Lorri Scott is a fantastic fiber artist who teaches all over the country. She’s a weaver, a dyer of cloth, creator of altered cloth books and art, and a designer of garments and accessories. When I found out that I had a chance to teach for her at Vivi Magoo because she was facing surgery, I was petrified because she is so stellar and well-known for her fiber art. But we talked, and she reassured me, and all was well – Lorri’s recovering nicely, and I had a wonderful time at the retreat teaching the dyeing classes. I am forever grateful to her for her help.

Imagine my surprise when she send ME a thank you present! Holy posole – there she was, recovering from surgery out there in California, and she took the time to send me a gift for doing something I should be thanking HER for. Lorri hand-felted the cover of the beautiful little cloth book, and her sister fitted it out on the inside as a sewing kit – what a treasure!

Now I can’t wait to take a workshop from her! Lorri, many thanks – hope you’re feeling tons better – you are amazing!

Mood indigo

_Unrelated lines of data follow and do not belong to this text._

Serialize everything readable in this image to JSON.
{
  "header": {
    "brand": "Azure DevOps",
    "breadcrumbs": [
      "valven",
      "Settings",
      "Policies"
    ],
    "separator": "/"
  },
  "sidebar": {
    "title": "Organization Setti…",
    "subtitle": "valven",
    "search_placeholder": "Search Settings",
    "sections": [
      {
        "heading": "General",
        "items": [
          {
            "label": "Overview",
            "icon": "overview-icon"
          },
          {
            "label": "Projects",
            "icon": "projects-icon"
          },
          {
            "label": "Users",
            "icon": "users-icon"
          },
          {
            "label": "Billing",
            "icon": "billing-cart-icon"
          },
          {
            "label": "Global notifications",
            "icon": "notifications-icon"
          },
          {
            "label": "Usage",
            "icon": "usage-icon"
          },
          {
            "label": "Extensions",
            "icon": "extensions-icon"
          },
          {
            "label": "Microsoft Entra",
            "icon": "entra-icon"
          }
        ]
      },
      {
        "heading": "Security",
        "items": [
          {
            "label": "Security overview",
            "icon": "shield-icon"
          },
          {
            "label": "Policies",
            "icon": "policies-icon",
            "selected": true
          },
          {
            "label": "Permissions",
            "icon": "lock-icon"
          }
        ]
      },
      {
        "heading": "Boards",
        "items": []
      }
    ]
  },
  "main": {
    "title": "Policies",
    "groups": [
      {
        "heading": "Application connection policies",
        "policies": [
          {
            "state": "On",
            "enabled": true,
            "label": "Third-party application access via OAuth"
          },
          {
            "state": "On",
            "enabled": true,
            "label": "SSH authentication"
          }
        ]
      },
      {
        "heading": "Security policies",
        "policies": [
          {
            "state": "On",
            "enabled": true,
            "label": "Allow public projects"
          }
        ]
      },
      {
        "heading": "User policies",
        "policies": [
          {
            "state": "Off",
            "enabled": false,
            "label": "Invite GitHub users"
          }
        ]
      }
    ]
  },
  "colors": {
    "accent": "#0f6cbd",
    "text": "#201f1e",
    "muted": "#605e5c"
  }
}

Part of the fun of teaching a new workshop is the research (aka play) that goes into developing a curriculum and a process. Michelle Belto and I have a chance to teach a class in indigo, shibori and rust dyeing for Vivi Magoo at The Prairie in early November, and we jumped at the chance. I had done shibori and rust dying, but had not worked much with indigo (OK, I so had never worked with indigo, but don’t tell anybody).

Like learning most new things, learning indigo dye techniques was a combination of asking people how to do it and practicing on my own. It’s an amazing substance – this plant has been used for dyeing since 2400 BC, and maybe earlier. Cakes of indigo were used as currency in the Revolutionary War. Once dyed, indigo is so colorfast that it can last for centuries or even millennia. Here’s a video of my first indigo adventure.

I have a lot more to learn about creating color with indigo, but yesterday I worked on learning some basic techniques, mixing the indigo properly, and experimenting using paper and fabric. The deep blue-greenish color is a natural partner for the terra-cotta shades of rust dyeing. I really can’t wait to teach these classes at the retreat and share this wonderful process! Hope you’ll think about joining us at Vivi Magoo at The Prairie on November 3rd. I promise that it won’t make you bluewell, maybe it will.

Monika Astara – a visit to her studio

When I first met Monika Astara at a FASA Runway Show several years ago, I was almost tongue-tied by the beauty and originality of her designer clothing. She was swamped with customers, but I managed to ask her rather tentatively if she ever did trunk shows – she said that she did! Six months later, she brought her wearable art to my Studio, and it was a huge success. We became fast friends and she’s had several more fantastic shows with me – her clothes are comfortable, casually elegant, yet very distinctive. If you are a Monika fan, you know what I mean.

Hoverer, I had never been to HER studio until this weekend, and what a treat it was to see where all of the Monika Magic originates. I got to see her long cutting table where she paints and constructs her garments, the stacks of patterns, and most of all, the fabrics! Her signature fabrics are chosen for their unusual textures and colors and for their practicality – not an easy task.

I took some photos during my visit to share with you, and I hope you will be at her next show and sale at Lyn Belisle Studio in October, date coming soon!